*** THE DATA Section Begins ***
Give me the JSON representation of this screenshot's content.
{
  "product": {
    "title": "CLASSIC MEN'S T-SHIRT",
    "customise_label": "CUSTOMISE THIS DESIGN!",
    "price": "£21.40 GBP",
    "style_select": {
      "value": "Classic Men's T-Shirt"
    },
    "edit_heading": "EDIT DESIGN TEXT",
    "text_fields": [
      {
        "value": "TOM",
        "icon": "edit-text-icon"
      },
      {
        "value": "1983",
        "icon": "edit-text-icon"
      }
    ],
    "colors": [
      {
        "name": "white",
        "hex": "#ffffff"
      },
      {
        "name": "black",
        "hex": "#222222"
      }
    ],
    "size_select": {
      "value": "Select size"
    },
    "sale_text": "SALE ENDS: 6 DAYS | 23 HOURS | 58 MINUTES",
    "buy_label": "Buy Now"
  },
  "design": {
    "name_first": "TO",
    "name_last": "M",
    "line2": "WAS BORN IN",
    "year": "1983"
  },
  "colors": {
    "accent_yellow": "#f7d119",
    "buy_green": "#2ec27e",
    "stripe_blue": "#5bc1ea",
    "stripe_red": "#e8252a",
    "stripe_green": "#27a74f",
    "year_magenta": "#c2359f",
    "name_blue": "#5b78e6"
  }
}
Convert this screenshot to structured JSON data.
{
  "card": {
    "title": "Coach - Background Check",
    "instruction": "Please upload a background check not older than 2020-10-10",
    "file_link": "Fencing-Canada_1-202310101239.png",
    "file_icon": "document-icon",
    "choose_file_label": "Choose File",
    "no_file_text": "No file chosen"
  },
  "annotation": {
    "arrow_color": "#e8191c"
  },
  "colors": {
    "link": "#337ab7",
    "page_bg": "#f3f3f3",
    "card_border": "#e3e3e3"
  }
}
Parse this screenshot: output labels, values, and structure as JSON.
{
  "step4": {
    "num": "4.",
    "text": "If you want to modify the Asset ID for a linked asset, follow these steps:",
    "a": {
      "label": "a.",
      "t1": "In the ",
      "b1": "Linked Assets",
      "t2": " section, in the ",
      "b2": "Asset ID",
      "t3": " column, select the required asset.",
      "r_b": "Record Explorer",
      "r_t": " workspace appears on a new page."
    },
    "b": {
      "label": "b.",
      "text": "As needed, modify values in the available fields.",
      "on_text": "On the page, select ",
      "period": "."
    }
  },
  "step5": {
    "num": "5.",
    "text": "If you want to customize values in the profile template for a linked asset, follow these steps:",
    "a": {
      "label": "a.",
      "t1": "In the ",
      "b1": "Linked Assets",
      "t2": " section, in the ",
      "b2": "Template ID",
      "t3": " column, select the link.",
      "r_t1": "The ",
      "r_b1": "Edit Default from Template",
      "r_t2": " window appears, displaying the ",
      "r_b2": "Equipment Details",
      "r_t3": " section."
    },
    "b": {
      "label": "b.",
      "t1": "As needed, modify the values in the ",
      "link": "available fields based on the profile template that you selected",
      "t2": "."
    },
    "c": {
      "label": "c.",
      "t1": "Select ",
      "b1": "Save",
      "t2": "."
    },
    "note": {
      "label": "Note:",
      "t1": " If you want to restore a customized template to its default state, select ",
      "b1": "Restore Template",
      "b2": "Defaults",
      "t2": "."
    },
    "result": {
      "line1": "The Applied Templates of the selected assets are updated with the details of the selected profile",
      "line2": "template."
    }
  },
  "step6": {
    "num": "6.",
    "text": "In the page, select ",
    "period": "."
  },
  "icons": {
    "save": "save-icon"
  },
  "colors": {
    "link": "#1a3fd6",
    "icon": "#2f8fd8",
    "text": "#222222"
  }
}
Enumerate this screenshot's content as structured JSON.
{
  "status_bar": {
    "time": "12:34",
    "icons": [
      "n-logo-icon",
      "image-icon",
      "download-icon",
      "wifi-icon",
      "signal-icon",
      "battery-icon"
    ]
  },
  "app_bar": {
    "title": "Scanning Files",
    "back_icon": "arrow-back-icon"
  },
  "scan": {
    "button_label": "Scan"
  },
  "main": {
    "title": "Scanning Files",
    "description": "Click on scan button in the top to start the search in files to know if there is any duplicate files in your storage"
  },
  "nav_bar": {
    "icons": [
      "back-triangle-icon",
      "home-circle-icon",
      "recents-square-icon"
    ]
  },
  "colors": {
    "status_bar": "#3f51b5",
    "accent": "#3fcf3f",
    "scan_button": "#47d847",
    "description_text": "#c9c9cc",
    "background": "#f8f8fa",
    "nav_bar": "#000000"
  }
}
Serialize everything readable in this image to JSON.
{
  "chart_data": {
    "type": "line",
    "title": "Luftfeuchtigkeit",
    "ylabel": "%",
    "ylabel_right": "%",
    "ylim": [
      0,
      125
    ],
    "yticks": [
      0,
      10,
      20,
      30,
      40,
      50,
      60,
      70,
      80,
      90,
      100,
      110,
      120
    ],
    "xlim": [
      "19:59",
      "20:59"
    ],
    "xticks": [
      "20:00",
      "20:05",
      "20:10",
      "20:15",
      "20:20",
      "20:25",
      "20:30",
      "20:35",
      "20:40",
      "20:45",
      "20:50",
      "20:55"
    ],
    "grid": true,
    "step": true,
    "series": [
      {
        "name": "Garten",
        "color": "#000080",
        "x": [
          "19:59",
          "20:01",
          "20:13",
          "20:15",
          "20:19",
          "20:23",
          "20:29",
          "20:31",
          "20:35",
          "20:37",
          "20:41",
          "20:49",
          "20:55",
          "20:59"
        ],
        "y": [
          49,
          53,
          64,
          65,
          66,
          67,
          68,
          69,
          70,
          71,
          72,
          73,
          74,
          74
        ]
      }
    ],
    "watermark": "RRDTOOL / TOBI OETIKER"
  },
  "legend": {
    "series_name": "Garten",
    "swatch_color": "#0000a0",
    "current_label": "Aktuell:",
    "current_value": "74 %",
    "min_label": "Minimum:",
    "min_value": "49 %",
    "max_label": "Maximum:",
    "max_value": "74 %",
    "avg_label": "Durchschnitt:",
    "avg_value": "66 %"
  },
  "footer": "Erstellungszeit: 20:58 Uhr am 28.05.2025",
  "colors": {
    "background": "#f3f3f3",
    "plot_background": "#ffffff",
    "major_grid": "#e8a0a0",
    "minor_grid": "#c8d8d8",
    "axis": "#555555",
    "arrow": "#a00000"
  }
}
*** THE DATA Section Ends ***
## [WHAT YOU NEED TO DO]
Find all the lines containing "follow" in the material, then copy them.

## [RESPONSE TO THIS TASK]
    "text": "If you want to modify the Asset ID for a linked asset, follow these steps:",
    "text": "If you want to customize values in the profile template for a linked asset, follow these steps:",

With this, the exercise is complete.